*** Opening of Given records ***

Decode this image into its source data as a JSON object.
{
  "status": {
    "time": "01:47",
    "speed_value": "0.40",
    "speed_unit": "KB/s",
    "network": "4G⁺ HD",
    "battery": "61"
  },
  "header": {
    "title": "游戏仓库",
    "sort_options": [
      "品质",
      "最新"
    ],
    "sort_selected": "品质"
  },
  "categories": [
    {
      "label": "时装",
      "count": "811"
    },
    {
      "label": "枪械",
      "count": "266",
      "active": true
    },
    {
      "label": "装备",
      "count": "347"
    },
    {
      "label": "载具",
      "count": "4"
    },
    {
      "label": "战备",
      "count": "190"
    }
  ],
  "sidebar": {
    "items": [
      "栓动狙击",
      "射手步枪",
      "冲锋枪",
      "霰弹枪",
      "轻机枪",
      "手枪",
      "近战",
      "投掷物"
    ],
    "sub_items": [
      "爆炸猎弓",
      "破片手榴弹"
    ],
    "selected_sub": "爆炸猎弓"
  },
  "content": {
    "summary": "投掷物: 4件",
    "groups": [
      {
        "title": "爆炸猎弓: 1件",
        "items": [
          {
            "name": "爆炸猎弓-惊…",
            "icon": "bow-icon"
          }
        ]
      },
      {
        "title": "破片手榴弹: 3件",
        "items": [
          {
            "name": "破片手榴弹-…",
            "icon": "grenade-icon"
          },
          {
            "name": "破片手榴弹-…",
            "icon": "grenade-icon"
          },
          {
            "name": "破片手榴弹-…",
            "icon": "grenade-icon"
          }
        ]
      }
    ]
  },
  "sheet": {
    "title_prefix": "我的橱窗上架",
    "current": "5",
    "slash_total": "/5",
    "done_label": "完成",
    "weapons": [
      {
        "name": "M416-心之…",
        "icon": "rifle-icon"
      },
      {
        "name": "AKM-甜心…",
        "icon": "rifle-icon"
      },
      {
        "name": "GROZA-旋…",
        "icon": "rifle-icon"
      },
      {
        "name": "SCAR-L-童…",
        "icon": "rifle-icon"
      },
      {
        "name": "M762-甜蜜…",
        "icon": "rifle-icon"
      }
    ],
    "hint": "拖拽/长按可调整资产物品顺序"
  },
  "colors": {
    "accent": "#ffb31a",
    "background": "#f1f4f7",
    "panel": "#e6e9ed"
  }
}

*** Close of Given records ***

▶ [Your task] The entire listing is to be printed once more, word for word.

▶ [Exercise result]
Decode this image into its source data as a JSON object.
{
  "status": {
    "time": "01:47",
    "speed_value": "0.40",
    "speed_unit": "KB/s",
    "network": "4G⁺ HD",
    "battery": "61"
  },
  "header": {
    "title": "游戏仓库",
    "sort_options": [
      "品质",
      "最新"
    ],
    "sort_selected": "品质"
  },
  "categories": [
    {
      "label": "时装",
      "count": "811"
    },
    {
      "label": "枪械",
      "count": "266",
      "active": true
    },
    {
      "label": "装备",
      "count": "347"
    },
    {
      "label": "载具",
      "count": "4"
    },
    {
      "label": "战备",
      "count": "190"
    }
  ],
  "sidebar": {
    "items": [
      "栓动狙击",
      "射手步枪",
      "冲锋枪",
      "霰弹枪",
      "轻机枪",
      "手枪",
      "近战",
      "投掷物"
    ],
    "sub_items": [
      "爆炸猎弓",
      "破片手榴弹"
    ],
    "selected_sub": "爆炸猎弓"
  },
  "content": {
    "summary": "投掷物: 4件",
    "groups": [
      {
        "title": "爆炸猎弓: 1件",
        "items": [
          {
            "name": "爆炸猎弓-惊…",
            "icon": "bow-icon"
          }
        ]
      },
      {
        "title": "破片手榴弹: 3件",
        "items": [
          {
            "name": "破片手榴弹-…",
            "icon": "grenade-icon"
          },
          {
            "name": "破片手榴弹-…",
            "icon": "grenade-icon"
          },
          {
            "name": "破片手榴弹-…",
            "icon": "grenade-icon"
          }
        ]
      }
    ]
  },
  "sheet": {
    "title_prefix": "我的橱窗上架",
    "current": "5",
    "slash_total": "/5",
    "done_label": "完成",
    "weapons": [
      {
        "name": "M416-心之…",
        "icon": "rifle-icon"
      },
      {
        "name": "AKM-甜心…",
        "icon": "rifle-icon"
      },
      {
        "name": "GROZA-旋…",
        "icon": "rifle-icon"
      },
      {
        "name": "SCAR-L-童…",
        "icon": "rifle-icon"
      },
      {
        "name": "M762-甜蜜…",
        "icon": "rifle-icon"
      }
    ],
    "hint": "拖拽/长按可调整资产物品顺序"
  },
  "colors": {
    "accent": "#ffb31a",
    "background": "#f1f4f7",
    "panel": "#e6e9ed"
  }
}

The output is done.